“Clinics that specialize in geriatric physiotherapy never run low on work. The elderly have diseases and disorders in greater numbers than any other age group. Their care is difficult, but rewarding.
Geriatric physiotherapy became a specialty of physical therapy study in 1989. Since then, physiotherapists have worked to understand the problems of the aging. There is a long list of problems dealt with in geriatric physiotherapy.
Alzheimer’s, arthritis, balance disorders, cancer, cardiovascular disease, incontinence, joint replacement, pulmonary disease, stroke, and osteoporosis are only a few of the problems covered by geriatric physiotherapy. Physiotherapists have a whole range of therapies for these ailments.
The types of problems faced in geriatric physiotherapy are grouped into three different categories. One category is the problems that happen because the patient simply does not use their limbs or does not exercise. These problems can be addressed by reconditioning through range-of-motion exercises and other exercises.
Another category geriatric physiotherapy deals with is cardiovascular disease, like heart disease and stroke. The physiotherapy professional has an array of tools at her disposal to work with these conditions. Exercise, aqua therapy, electrical stimulation, and more can be used.
The third category is skeletal problems. Geriatric physiotherapy helps people who have these disorders, such as osteoporosis and osteoarthritis. These problems require special attention as osteoporosis makes patients frailer, and osteoarthritis is very painful.
Because falls are such a problem, the osteoporosis therapy is crucial. Along with that, geriatric physiotherapy is responsible for preventing many falls because of work with balance and gait. Some clinics focus entirely on balance issues for the elderly.
Much of the work of geriatric physiotherapy is not aimed at returning patients to their earlier states of health. The most important goals are to be able to function at their best abilities. Doing everyday tasks and living an unconfined life are valuable assets.
At the same time, geriatric physiotherapy can have a profound affect on a person’s ability to enjoy physical activities. Golf is an activity that many seniors enjoy. It can be a very hazardous sport for the elderly if they are not in condition to play. It does have many health benefits, too.
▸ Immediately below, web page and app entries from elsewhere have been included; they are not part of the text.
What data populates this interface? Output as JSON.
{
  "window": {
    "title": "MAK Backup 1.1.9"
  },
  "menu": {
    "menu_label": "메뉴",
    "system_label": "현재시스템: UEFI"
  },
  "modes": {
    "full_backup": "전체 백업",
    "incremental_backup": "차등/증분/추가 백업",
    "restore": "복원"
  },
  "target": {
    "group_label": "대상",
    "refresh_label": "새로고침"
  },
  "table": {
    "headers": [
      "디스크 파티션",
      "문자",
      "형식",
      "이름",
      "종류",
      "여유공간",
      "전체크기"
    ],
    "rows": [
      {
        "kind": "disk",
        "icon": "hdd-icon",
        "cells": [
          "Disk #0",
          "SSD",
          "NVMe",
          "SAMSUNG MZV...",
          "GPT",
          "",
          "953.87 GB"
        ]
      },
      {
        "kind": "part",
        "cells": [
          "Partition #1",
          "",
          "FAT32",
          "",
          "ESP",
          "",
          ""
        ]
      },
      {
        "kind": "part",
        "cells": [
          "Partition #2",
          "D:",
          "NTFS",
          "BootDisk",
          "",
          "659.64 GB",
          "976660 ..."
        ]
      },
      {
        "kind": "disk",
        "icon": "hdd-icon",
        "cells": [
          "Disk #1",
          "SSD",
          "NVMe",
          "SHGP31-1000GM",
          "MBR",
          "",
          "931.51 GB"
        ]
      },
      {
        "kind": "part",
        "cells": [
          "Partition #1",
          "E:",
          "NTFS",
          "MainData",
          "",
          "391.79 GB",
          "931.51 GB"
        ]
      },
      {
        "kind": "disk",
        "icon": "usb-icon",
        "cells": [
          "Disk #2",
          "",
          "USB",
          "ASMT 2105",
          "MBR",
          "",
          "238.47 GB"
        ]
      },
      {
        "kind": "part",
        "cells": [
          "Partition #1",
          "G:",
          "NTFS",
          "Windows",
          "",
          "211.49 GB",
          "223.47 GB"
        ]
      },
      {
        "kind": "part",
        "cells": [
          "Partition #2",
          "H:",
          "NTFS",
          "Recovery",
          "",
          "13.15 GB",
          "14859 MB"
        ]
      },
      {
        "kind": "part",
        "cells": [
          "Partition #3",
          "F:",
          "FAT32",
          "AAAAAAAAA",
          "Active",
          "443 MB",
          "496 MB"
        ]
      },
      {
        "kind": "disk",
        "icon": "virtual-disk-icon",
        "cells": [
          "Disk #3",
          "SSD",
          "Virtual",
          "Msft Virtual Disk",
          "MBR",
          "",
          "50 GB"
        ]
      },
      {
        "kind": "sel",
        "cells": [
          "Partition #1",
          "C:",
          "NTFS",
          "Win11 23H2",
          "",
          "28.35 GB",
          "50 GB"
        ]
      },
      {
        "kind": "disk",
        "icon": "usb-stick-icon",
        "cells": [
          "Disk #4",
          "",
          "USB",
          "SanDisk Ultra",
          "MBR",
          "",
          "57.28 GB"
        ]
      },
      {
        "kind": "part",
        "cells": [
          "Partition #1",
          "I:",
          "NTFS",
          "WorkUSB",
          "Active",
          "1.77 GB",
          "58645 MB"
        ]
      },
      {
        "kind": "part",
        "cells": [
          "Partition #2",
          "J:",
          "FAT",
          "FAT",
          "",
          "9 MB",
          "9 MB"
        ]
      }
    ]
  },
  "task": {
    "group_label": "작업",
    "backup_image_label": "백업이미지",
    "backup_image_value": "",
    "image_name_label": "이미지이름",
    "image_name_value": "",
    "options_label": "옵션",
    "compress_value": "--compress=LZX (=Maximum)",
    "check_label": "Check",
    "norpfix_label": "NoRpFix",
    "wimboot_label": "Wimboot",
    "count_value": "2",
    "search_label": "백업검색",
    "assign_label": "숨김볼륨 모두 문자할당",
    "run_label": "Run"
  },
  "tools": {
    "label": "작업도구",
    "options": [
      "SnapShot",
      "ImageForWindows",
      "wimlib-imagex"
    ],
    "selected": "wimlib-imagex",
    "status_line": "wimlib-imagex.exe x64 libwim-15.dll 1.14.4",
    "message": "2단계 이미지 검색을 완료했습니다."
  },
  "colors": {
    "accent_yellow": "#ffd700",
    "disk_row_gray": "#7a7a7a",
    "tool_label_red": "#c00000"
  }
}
Geriatric physiotherapy can focus on physical training to get an older adult in shape to play sports like golf. This strengthens them in many ways. The fact that it allows them to play golf will make them even healthier, both physically and psychologically. Since depression is a growing problem among the elderly, any help they can get in this area is needed.
Another role of geriatric physiotherapy is to help with rehabilitation after knee or hip replacement surgeries. People who have these operations are likely to walk differently. It affects their abilities to do daily chores, and their quality of life. Physiotherapists can help.
Some people turn to physiotherapy as a means of better functioning. Others are referred to physiotherapy clinics by their doctors for specific problems. Still others end up in geriatric physiotherapy care in hospitals or nursing homes after accidents or illnesses. All of these people can be helped.“
Not bad eh? Now let’s turn the focus back to you and the issues of fitness and exercise. Check out the following resources that you will more likely than not find useful:
Mark is an all-rounded guy with dreams, aspirations, and a desire to be a better version of himself. Having conquered obesity, he set-up Granite Fitness to help regular people get in shape and stay healthy. As of 2023, Mark spends his days as a People and Culture Manager. He holds three science degrees, a Diploma of Christian counselling, a Diploma of Human Resources, and a Certificate IV in Work Health and Safety. Connect with Mark @ http://au.linkedin.com/in/marksptan